Opening a basket of aid at the Dosquet community center, 50 kilometers southwest of Quebec City, Maureen Vachon broke down as she read messages of support from the volunteers who welcomed her at one of her last stops as part of her walk at the end of his life through the province. .
“My God, this is so nice,” Vachon said, wiping away a tear. “I have never experienced such sympathy and empathy as I do now.”
Vachon is wearing his fourth pair of running shoes and has walked more than 2,000 kilometers.
Completely alone, equipped only with a backpack, walking poles, and her phone, she has been on the road since April 24, live-streaming her trip to hundreds of friends (and strangers) across the province who have become involved in her story. .
In 2019, Vachon was diagnosed with stage 4 metastatic breast cancer that had spread to her bones and lymph nodes. Earlier this year, he made the call to leave the hospital and go on one last journey.
“After 52 rounds of treatments, I was really tired,” Vachon said. “I felt like I had become some kind of statistic and I didn’t feel like myself anymore. I didn’t feel like Maureen.”
His sister mentioned the Chemin du Québec, a walking route that connects Montreal to the Gaspé Peninsula. It is an American version of the Camino de Santiago: a long route destined to be a spiritual pilgrimage.
“I thought, ‘Wow, this kind of trail exists, I could travel to Cap-Gaspé on foot.’ I fell in love with the idea. I decided, ‘Okay, this is what I’ll do to have a beautiful ending to my life.'”
Chemin du Québec confirmed to CBC that Vachon is the first person to complete the entire course, all the way to Cap-Gaspé and back. As of now, with Vachon being held in Princeville, Que. — They say that he has already traveled more kilometers than anyone else.
“I’m the first,” Vachon says, adding that from the beginning she had prepared for a physically taxing journey.
“The backpack was half full and I said to myself: ‘Okay, you have to be able to travel at least 25 kilometers with it.'”
Raising money for hospice care
Walking more than 15 kilometers a day, rain or shine, Vachon has raised more than $12,000 for Maison Saint-Raphaël, a hospice residence in Montreal where he hopes to spend his final days.
“We are very happy that he did that,” said Olivia Lévêque, executive director of the facility.
“Not just for the fundraising part, of course we really need [that]but it’s also the message she’s giving.”
Lévêque says that some people have started their own walk or initiative after being inspired by Vachon’s journey.
“She always says ‘I’m living now’. So that’s the message we tell every person who comes here: it’s very important to live. You’re not a disease,” Lévêque said.
‘We are trying to cheer her up even though we don’t know her’
Along the way, Vachon is joined by her followers on her Facebook page, some of whom have opened their homes and shared meals with the 53-year-old as she passes through town.
“I saw it on Facebook by chance,” said Josée Turcotte, a resident of Saint-Agapit, Que.
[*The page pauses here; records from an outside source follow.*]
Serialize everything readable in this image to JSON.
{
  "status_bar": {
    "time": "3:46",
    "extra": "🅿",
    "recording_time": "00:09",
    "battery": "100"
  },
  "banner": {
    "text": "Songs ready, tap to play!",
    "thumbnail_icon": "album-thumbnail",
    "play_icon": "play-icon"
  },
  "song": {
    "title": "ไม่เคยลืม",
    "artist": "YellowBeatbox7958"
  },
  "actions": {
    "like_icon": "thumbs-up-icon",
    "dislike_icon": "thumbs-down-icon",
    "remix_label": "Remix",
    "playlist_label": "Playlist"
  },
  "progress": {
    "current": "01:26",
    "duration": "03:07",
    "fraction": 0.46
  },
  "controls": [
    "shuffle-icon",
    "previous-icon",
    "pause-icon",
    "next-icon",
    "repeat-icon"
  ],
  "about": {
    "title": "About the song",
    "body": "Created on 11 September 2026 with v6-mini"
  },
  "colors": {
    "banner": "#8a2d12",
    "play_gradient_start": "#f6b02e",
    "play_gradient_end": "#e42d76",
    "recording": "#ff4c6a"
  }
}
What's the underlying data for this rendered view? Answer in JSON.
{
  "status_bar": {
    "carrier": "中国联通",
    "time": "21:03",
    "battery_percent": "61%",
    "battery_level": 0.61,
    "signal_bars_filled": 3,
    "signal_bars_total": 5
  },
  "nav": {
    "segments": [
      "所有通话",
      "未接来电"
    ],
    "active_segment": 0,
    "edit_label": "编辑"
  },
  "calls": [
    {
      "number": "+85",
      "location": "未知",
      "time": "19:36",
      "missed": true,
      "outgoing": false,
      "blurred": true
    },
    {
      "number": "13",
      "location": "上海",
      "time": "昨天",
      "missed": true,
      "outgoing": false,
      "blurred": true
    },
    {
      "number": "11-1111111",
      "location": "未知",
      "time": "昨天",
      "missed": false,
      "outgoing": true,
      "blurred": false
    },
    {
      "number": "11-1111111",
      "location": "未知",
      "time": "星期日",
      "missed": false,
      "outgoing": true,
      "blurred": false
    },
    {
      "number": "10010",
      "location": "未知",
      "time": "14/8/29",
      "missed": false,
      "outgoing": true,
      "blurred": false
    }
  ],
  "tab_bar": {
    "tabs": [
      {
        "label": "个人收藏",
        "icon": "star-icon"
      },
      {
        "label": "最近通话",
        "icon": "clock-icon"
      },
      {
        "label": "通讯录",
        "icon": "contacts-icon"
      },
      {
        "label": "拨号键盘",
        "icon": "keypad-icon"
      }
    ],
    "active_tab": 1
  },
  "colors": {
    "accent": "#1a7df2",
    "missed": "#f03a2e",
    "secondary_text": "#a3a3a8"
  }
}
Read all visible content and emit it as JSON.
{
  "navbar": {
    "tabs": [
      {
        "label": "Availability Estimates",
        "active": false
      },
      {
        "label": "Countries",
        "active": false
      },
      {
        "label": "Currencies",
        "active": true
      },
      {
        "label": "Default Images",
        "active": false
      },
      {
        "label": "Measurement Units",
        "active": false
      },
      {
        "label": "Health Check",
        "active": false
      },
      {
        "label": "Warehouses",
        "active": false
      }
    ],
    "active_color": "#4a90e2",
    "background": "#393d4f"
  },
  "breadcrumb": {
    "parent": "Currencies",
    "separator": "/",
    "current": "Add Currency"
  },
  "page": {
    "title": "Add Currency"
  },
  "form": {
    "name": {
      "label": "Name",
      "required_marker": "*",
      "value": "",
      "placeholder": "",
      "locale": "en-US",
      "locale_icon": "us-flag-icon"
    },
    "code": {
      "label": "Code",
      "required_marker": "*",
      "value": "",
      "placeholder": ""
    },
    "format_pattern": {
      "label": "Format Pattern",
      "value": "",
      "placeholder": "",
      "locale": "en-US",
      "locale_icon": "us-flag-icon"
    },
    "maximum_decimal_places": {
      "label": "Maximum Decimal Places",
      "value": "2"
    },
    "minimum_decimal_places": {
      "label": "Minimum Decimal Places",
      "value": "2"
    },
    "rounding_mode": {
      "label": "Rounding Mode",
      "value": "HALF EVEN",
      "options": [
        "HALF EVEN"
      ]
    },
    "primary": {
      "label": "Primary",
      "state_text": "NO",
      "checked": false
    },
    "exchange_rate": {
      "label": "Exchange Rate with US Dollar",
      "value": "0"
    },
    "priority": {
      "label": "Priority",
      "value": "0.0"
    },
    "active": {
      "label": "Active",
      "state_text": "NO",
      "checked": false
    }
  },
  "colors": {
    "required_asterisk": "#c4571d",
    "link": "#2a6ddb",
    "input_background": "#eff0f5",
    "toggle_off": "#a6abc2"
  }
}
“I told myself that I would follow her so I could experience a little bit of what it would be like to walk this path. It also made me want to help because cancer affects everyone. My mom and other members of my family died of cancer.”
Every morning over breakfast, Turcotte checks on Vachon’s progress.
“Maureen tells us where she’s going,” Turcotte said. “So I’m thinking of her… We’re trying to cheer her up even though we don’t know her.”
On Sunday, Turcotte joined Vachon in walking 20 kilometers to his home in Saint-Agapit.
“It was like we were good friends. We talked about everything under the sun,” Turcotte said.
“I was on Cloud 9 because my goal was to ride part of this trail and then share it with her.”
Turcotte says it was an honor for her to experience just a part of what Vachon has been through in recent months.
“Towards the end I shared his pain, because after 15 kilometers you start to feel a little bit of pain in the whole body,” Turcotte said.
“[But] You are walking with a woman who has cancer all over her. And then my legs start to hurt … But tomorrow she will leave with these aches and pains.
‘I wanted to end my days as they began’
Vachon says the support of strangers-turned-friends like Turcotte has overwhelmed her, and in her final months she hopes she can return to parts of the region she’s been exploring.
“I gave myself the biggest gift,” Vachon said.
“I couldn’t see myself, I couldn’t see myself, dying in a hospital or in a CHSLD. I wanted to end my days as they began, with dignity… Because the first steps are as important as the last ones.”